The root-knot nematode (Meloidogyne incognita) is widely distributed throughout much of the southern High Plains and is capable of causing significant yield loss. Since 1996 I have soil sampled IPM Program scouting fields in Hockley and Cochran Counties for root-knot nematodes. Eighty percent of all samples have contained a damaging level of root-knot. The remaining 20% are fields which are routinely rotated with another crop such as peanuts. Symptoms associated with root-knot damage consist of poor vigor, stunting, yellowing of leaves and wilting. A characteristic feature of root-knot nematodes is the formation of galls that occur on the roots.
In addition, infected plants may exhibit nutrient deficiency-like symptoms, as M. incognita females feed on cotton roots and disrupt the plant’s ability to acquire water and nutrients. The amount of damage observed is more severe when nematode populations are high. Furthermore, this damage may be enhanced by other stresses such as drought or herbicide injury.

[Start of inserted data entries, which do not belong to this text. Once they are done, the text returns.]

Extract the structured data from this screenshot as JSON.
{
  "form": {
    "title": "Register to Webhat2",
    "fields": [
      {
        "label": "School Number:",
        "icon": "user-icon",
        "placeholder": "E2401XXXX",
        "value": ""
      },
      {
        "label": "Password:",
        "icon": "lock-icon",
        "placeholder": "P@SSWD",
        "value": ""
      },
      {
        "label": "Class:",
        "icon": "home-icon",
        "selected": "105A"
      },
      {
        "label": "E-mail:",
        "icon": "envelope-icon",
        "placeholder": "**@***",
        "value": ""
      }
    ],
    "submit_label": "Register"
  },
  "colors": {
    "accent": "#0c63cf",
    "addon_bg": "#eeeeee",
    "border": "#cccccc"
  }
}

Several cotton varieties with partial resistance to root-knot nematodes are now available. The varieties Fibermax 2011GT, Deltapine 174RF, and Phytogen 367WRF have been evaluated and are known to have partial resistance and/or improved tolerance. Field studies conducted in 2013 indicate that other varieties such as Deltapine 1454RN B2RF and Stoneville 4946GLB2 also possess root-knot resistance and yield similar to the aforementioned varieties. Furthermore, Phytogen 417WRF greatly reduces nematode reproduction and may be an option for fields that are severely infested.

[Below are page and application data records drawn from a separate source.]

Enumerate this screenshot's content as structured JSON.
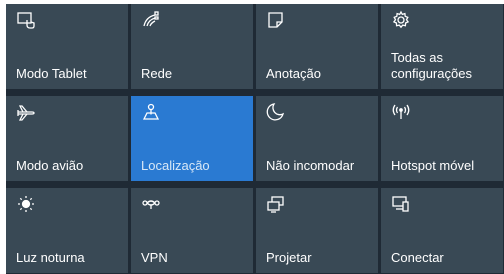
{
  "quick_actions": {
    "row1": [
      {
        "label": "Modo Tablet",
        "icon": "tablet-mode-icon"
      },
      {
        "label": "Rede",
        "icon": "network-icon"
      },
      {
        "label": "Anotação",
        "icon": "note-icon"
      },
      {
        "label": "Todas as configurações",
        "icon": "gear-icon"
      }
    ],
    "row2": [
      {
        "label": "Modo avião",
        "icon": "airplane-icon"
      },
      {
        "label": "Localização",
        "icon": "location-icon",
        "state": "on"
      },
      {
        "label": "Não incomodar",
        "icon": "moon-icon"
      },
      {
        "label": "Hotspot móvel",
        "icon": "hotspot-icon"
      }
    ],
    "row3": [
      {
        "label": "Luz noturna",
        "icon": "night-light-icon"
      },
      {
        "label": "VPN",
        "icon": "vpn-icon"
      },
      {
        "label": "Projetar",
        "icon": "project-icon"
      },
      {
        "label": "Conectar",
        "icon": "connect-icon"
      }
    ]
  },
  "colors": {
    "tile_background": "#394955",
    "active_tile_background": "#2a7ad2",
    "panel_background": "#1f2a35",
    "text": "#ffffff"
  }
}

Second stage juveniles of the southern root-knot nematode.
Crop rotation with a non-host is a good way to reduce nematode densities, but M. incognita populations can build up quickly the next year cotton is planted. With the loss of Temik 15G, chemical management options for nematodes are limited. Performance of the seed treatment nematicides, such as Acceleron-N, the Aeris Seed Applied System and Avicta Complete Cotton are somewhat inconsistent and should not be used as stand-alone in high-risk fields. A new product called Velum Total from Bayer has been tested as an in-furrow applied liquid. This product will be available for demonstration purposes in 2015. Foliar applications of Vydate® are labeled for use in cotton; however, research is currently being conducted evaluating usage rates and application timings in order to maximize efficacy and increase profitability. Research I have conducted here in Hockley and Cochran Counties has shown that Vydate is most effective when applied soon after emergence when 2-3 true leaves are present at a 17 ounce broadcast rate per acre. This would be followed by another 17 ounce application 7 days later. A band application can be made in order to save on chemical cost as long as a uniform application can be made. The soil fumigant Telone II has been used to successfully manage nematodes in the High Plains; however, usage is limited. This is due to availability and cost of the product, as well as constraints that affect application (i.e. specialized equipment and adequate soil moisture at the time of application). Other new and even some older products are being tested for efficacy against cotton nematodes, but data is limited at this time. Information from these and other studies will be made available as they become available.
Root-knot nematode damage on cotton roots.
Posted by Pat Porter at 11:20:00 AM